Dataset rows describing interfaces

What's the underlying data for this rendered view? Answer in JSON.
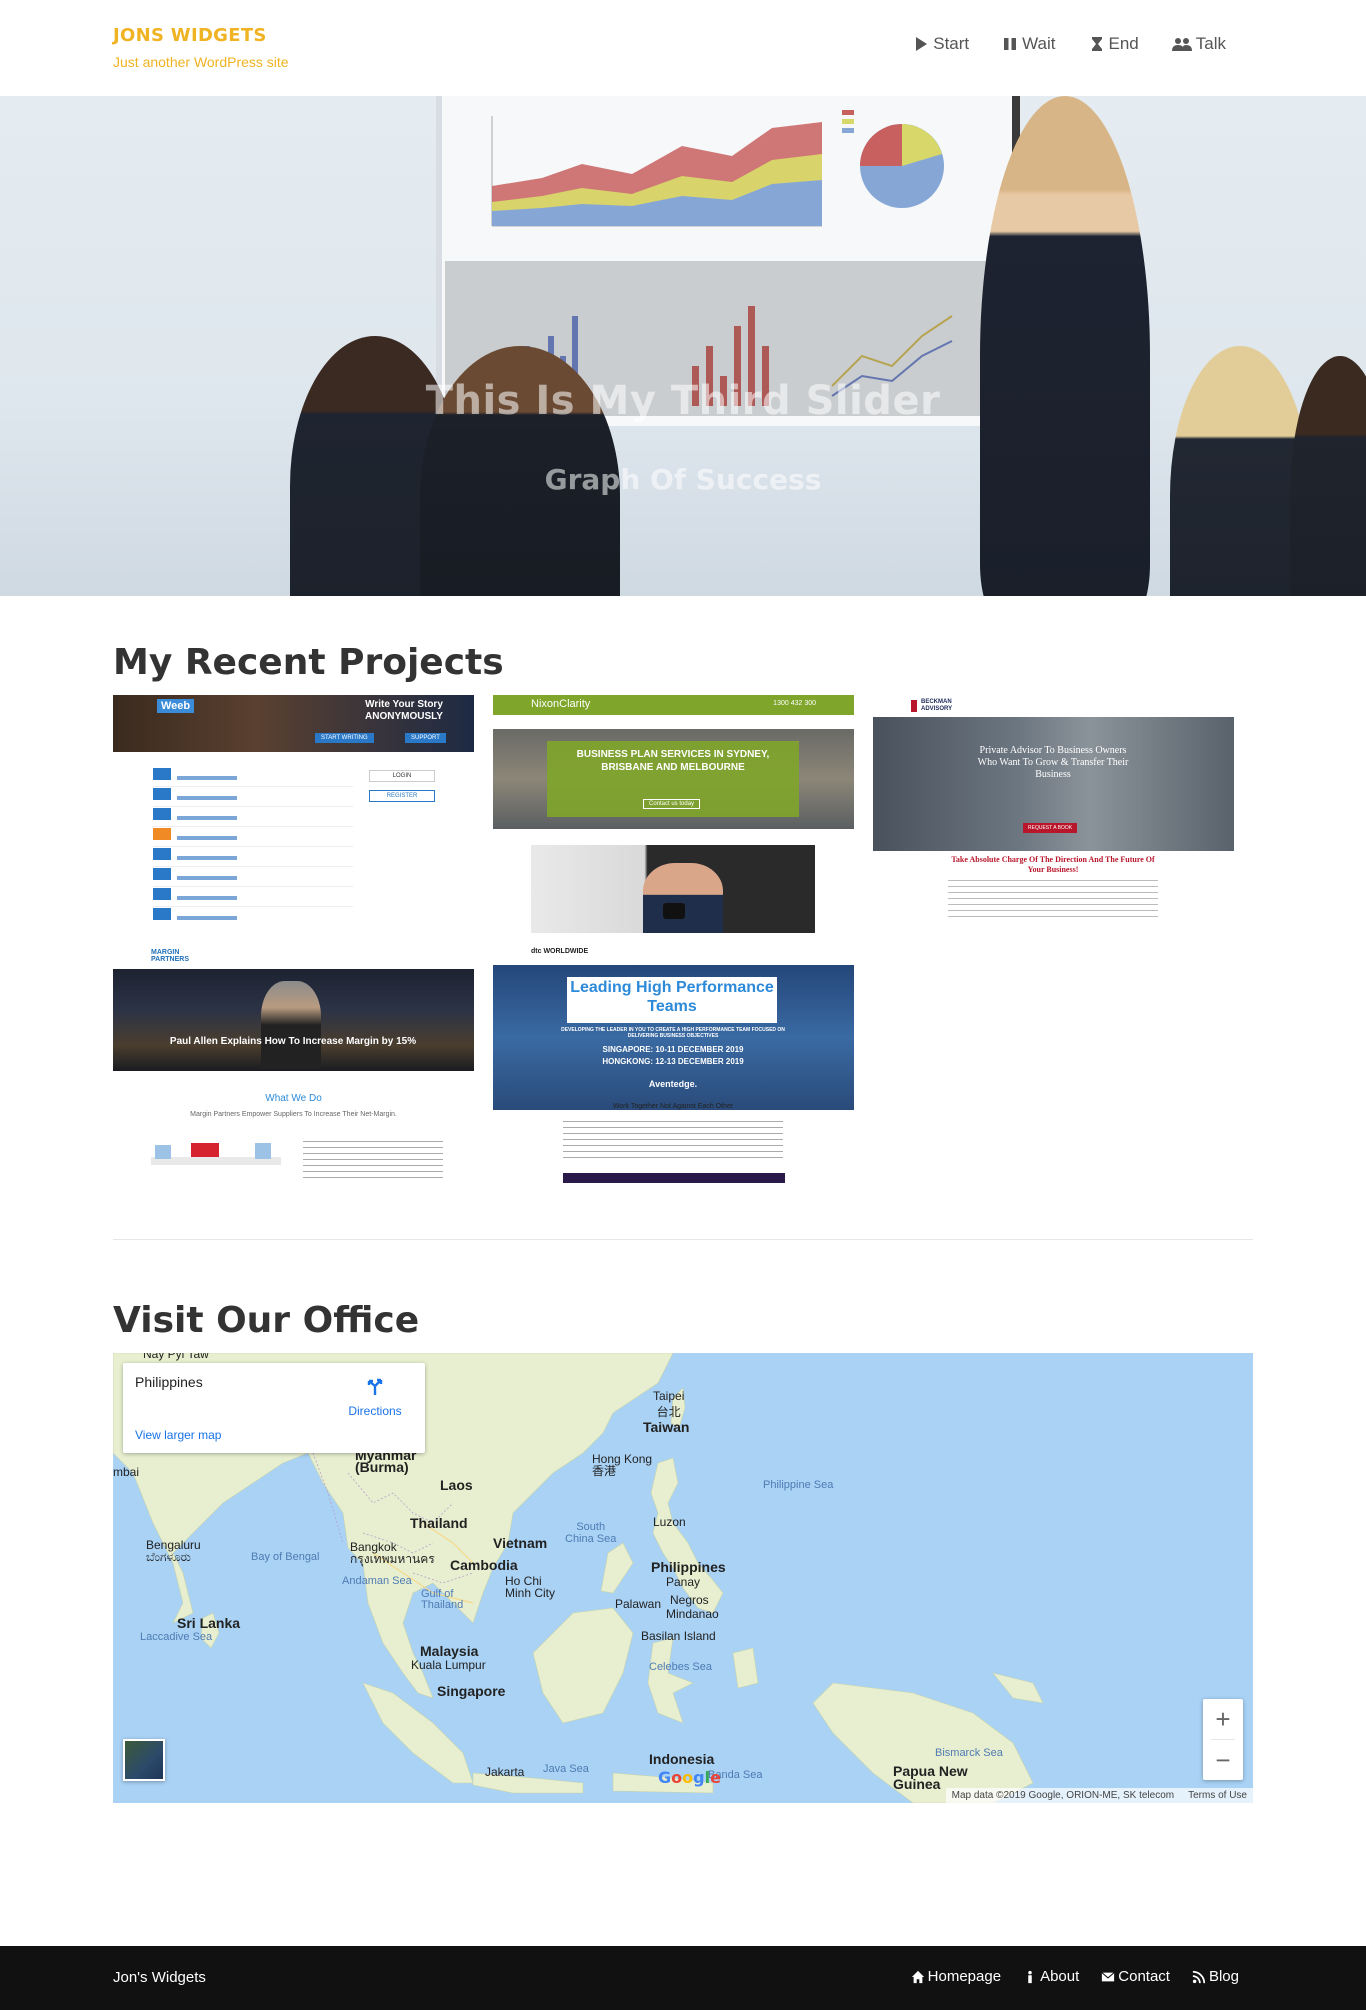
{
  "header": {
    "site_title": "JONS WIDGETS",
    "tagline": "Just another WordPress site",
    "nav": [
      {
        "label": "Start",
        "icon": "play-icon"
      },
      {
        "label": "Wait",
        "icon": "pause-icon"
      },
      {
        "label": "End",
        "icon": "hourglass-icon"
      },
      {
        "label": "Talk",
        "icon": "users-icon"
      }
    ]
  },
  "hero": {
    "title": "This Is My Third Slider",
    "subtitle": "Graph Of Success"
  },
  "projects": {
    "heading": "My Recent Projects",
    "items": [
      {
        "banner": "Write Your Story ANONYMOUSLY",
        "logo": "Weeb",
        "btn1": "START WRITING",
        "btn2": "SUPPORT",
        "login": "LOGIN",
        "register": "REGISTER"
      },
      {
        "brand": "NixonClarity",
        "phone": "1300 432 300",
        "headline": "BUSINESS PLAN SERVICES IN SYDNEY, BRISBANE AND MELBOURNE",
        "cta": "Contact us today"
      },
      {
        "brand": "BECKMAN ADVISORY",
        "headline": "Private Advisor To Business Owners Who Want To Grow & Transfer Their Business",
        "sub": "Take Absolute Charge Of The Direction And The Future Of Your Business!",
        "cta": "REQUEST A BOOK"
      },
      {
        "brand": "MARGIN PARTNERS",
        "headline": "Paul Allen Explains How To Increase Margin by 15%",
        "section": "What We Do",
        "section_sub": "Margin Partners Empower Suppliers To Increase Their Net-Margin."
      },
      {
        "brand": "dtc WORLDWIDE",
        "headline": "Leading High Performance Teams",
        "sub": "DEVELOPING THE LEADER IN YOU TO CREATE A HIGH PERFORMANCE TEAM FOCUSED ON DELIVERING BUSINESS OBJECTIVES",
        "dates1": "SINGAPORE: 10-11 DECEMBER 2019",
        "dates2": "HONGKONG: 12-13 DECEMBER 2019",
        "partner": "Aventedge.",
        "tagline": "Work Together Not Against Each Other"
      }
    ]
  },
  "office": {
    "heading": "Visit Our Office",
    "map": {
      "place": "Philippines",
      "directions": "Directions",
      "view_larger": "View larger map",
      "attribution": "Map data ©2019 Google, ORION-ME, SK telecom",
      "terms": "Terms of Use",
      "google": "Google",
      "labels": {
        "taipei": "Taipei\n台北",
        "taiwan": "Taiwan",
        "myanmar": "Myanmar\n(Burma)",
        "laos": "Laos",
        "hongkong": "Hong Kong\n香港",
        "philippine_sea": "Philippine Sea",
        "thailand": "Thailand",
        "vietnam": "Vietnam",
        "south_china_sea": "South\nChina Sea",
        "luzon": "Luzon",
        "bengaluru": "Bengaluru\nಬೆಂಗಳೂರು",
        "bay_of_bengal": "Bay of Bengal",
        "bangkok": "Bangkok\nกรุงเทพมหานคร",
        "cambodia": "Cambodia",
        "philippines": "Philippines",
        "panay": "Panay",
        "andaman_sea": "Andaman Sea",
        "hochiminh": "Ho Chi\nMinh City",
        "palawan": "Palawan",
        "negros": "Negros",
        "mindanao": "Mindanao",
        "gulf_thailand": "Gulf of\nThailand",
        "srilanka": "Sri Lanka",
        "laccadive": "Laccadive Sea",
        "basilan": "Basilan Island",
        "malaysia": "Malaysia",
        "kualalumpur": "Kuala Lumpur",
        "celebes": "Celebes Sea",
        "singapore": "Singapore",
        "bismarck": "Bismarck Sea",
        "indonesia": "Indonesia",
        "jakarta": "Jakarta",
        "java_sea": "Java Sea",
        "banda": "Banda Sea",
        "png": "Papua New\nGuinea",
        "mbai": "mbai",
        "mumbai_top": "Nay Pyi Taw"
      }
    }
  },
  "footer": {
    "brand": "Jon's Widgets",
    "links": [
      {
        "label": "Homepage",
        "icon": "home-icon"
      },
      {
        "label": "About",
        "icon": "info-icon"
      },
      {
        "label": "Contact",
        "icon": "envelope-icon"
      },
      {
        "label": "Blog",
        "icon": "rss-icon"
      }
    ]
  },
  "colors": {
    "brand": "#f0b323",
    "footer_bg": "#111111",
    "map_water": "#a9d2f5",
    "map_land": "#e8efd0",
    "link": "#1a73e8"
  }
}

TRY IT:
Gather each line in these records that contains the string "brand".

REPLY:
        "brand": "NixonClarity",
        "brand": "BECKMAN ADVISORY",
        "brand": "MARGIN PARTNERS",
        "brand": "dtc WORLDWIDE",
    "brand": "Jon's Widgets",
    "brand": "#f0b323",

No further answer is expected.